**WORK TO BE COMPLETED**
Which lines in the entries below contain the string "Control"? Show each of them in full.

[Items from an interface collection]
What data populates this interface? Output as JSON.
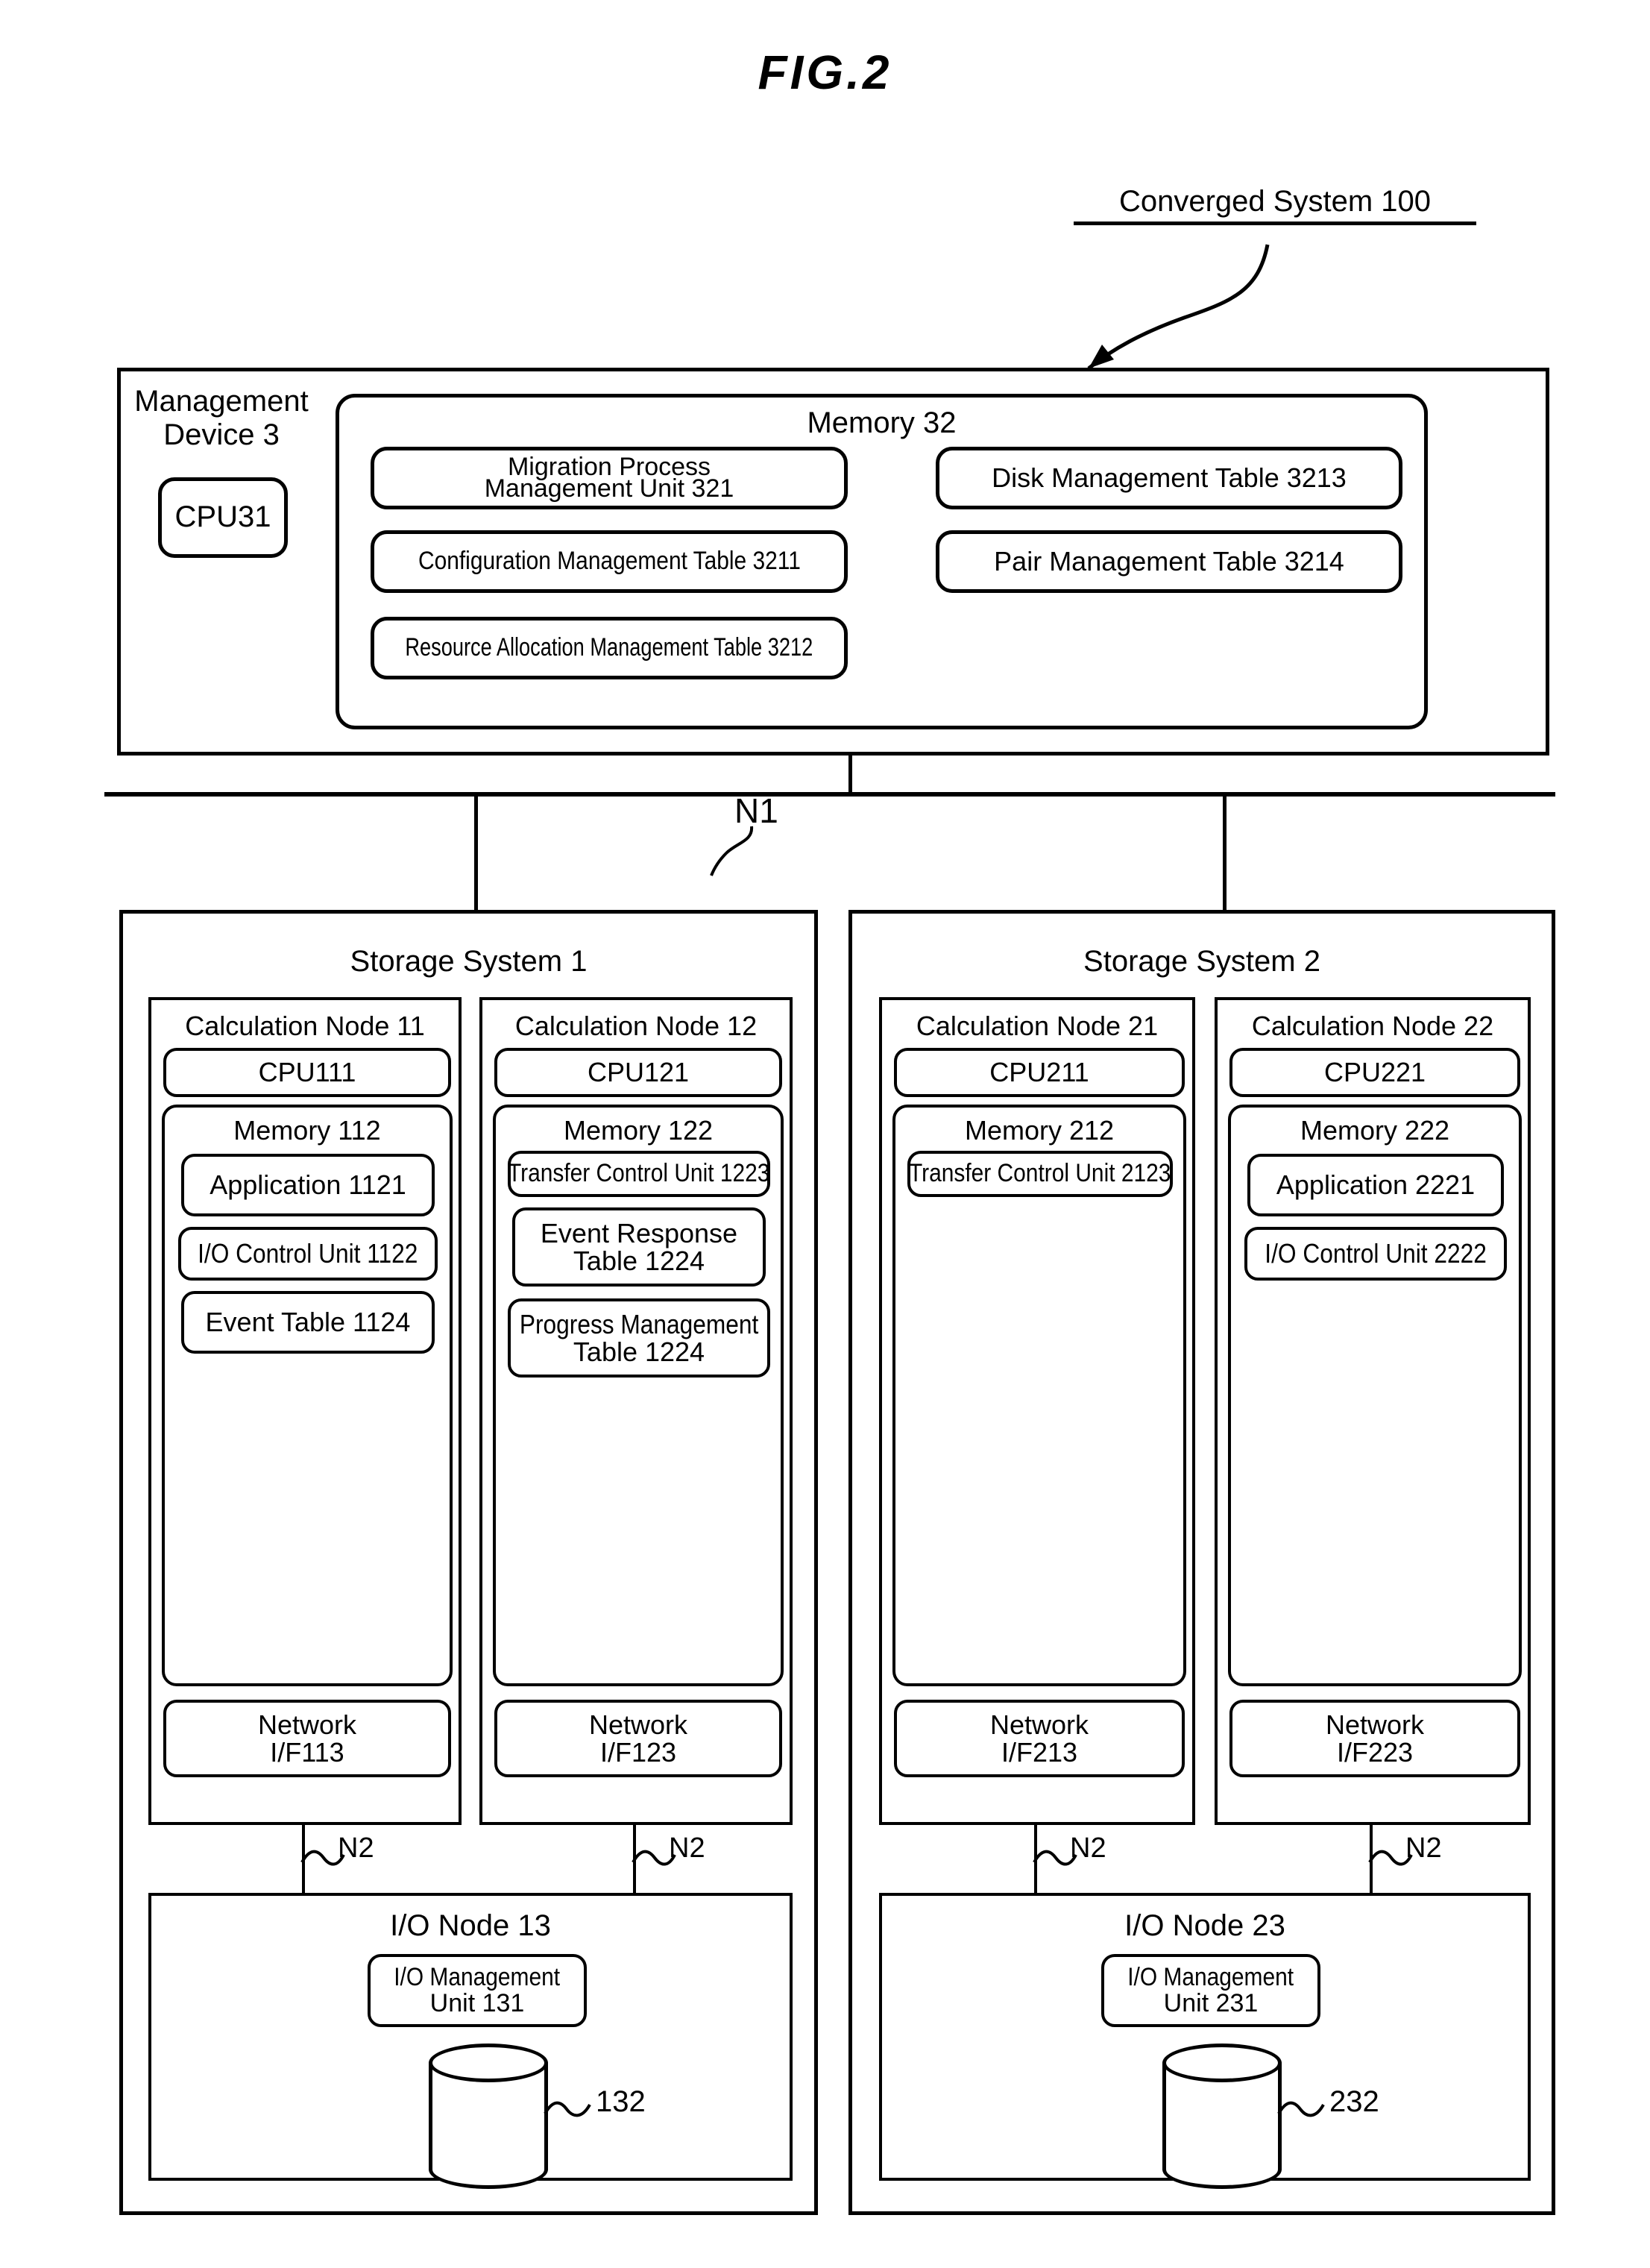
{
  "figure": {
    "title": "FIG.2",
    "system_callout": "Converged System 100"
  },
  "management_device": {
    "label_line1": "Management",
    "label_line2": "Device 3",
    "cpu": "CPU31",
    "memory": {
      "title": "Memory 32",
      "left_items": [
        "Migration Process\nManagement Unit 321",
        "Configuration Management Table 3211",
        "Resource Allocation Management Table 3212"
      ],
      "left_items_text": {
        "migration_l1": "Migration Process",
        "migration_l2": "Management Unit 321",
        "config_table": "Configuration Management Table 3211",
        "resource_table": "Resource Allocation Management Table 3212"
      },
      "right_items_text": {
        "disk_table": "Disk Management Table 3213",
        "pair_table": "Pair Management Table 3214"
      }
    }
  },
  "networks": {
    "n1": "N1",
    "n2": "N2"
  },
  "storage_systems": [
    {
      "title": "Storage System 1",
      "calculation_nodes": [
        {
          "title": "Calculation Node 11",
          "cpu": "CPU111",
          "memory_title": "Memory 112",
          "memory_items": [
            {
              "l1": "Application 1121",
              "l2": ""
            },
            {
              "l1": "I/O Control Unit 1122",
              "l2": ""
            },
            {
              "l1": "Event Table 1124",
              "l2": ""
            }
          ],
          "network_if_l1": "Network",
          "network_if_l2": "I/F113"
        },
        {
          "title": "Calculation Node 12",
          "cpu": "CPU121",
          "memory_title": "Memory 122",
          "memory_items": [
            {
              "l1": "Transfer Control Unit 1223",
              "l2": ""
            },
            {
              "l1": "Event Response",
              "l2": "Table 1224"
            },
            {
              "l1": "Progress Management",
              "l2": "Table 1224"
            }
          ],
          "network_if_l1": "Network",
          "network_if_l2": "I/F123"
        }
      ],
      "io_node": {
        "title": "I/O Node 13",
        "unit_l1": "I/O Management",
        "unit_l2": "Unit 131",
        "disk_ref": "132"
      }
    },
    {
      "title": "Storage System 2",
      "calculation_nodes": [
        {
          "title": "Calculation Node 21",
          "cpu": "CPU211",
          "memory_title": "Memory 212",
          "memory_items": [
            {
              "l1": "Transfer Control Unit 2123",
              "l2": ""
            }
          ],
          "network_if_l1": "Network",
          "network_if_l2": "I/F213"
        },
        {
          "title": "Calculation Node 22",
          "cpu": "CPU221",
          "memory_title": "Memory 222",
          "memory_items": [
            {
              "l1": "Application 2221",
              "l2": ""
            },
            {
              "l1": "I/O Control Unit 2222",
              "l2": ""
            }
          ],
          "network_if_l1": "Network",
          "network_if_l2": "I/F223"
        }
      ],
      "io_node": {
        "title": "I/O Node 23",
        "unit_l1": "I/O Management",
        "unit_l2": "Unit 231",
        "disk_ref": "232"
      }
    }
  ],
  "colors": {
    "line": "#000000",
    "background": "#ffffff"
  }
}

**ANSWER SPACE**
              "l1": "I/O Control Unit 1122",
              "l1": "Transfer Control Unit 1223",
              "l1": "Transfer Control Unit 2123",
              "l1": "I/O Control Unit 2222",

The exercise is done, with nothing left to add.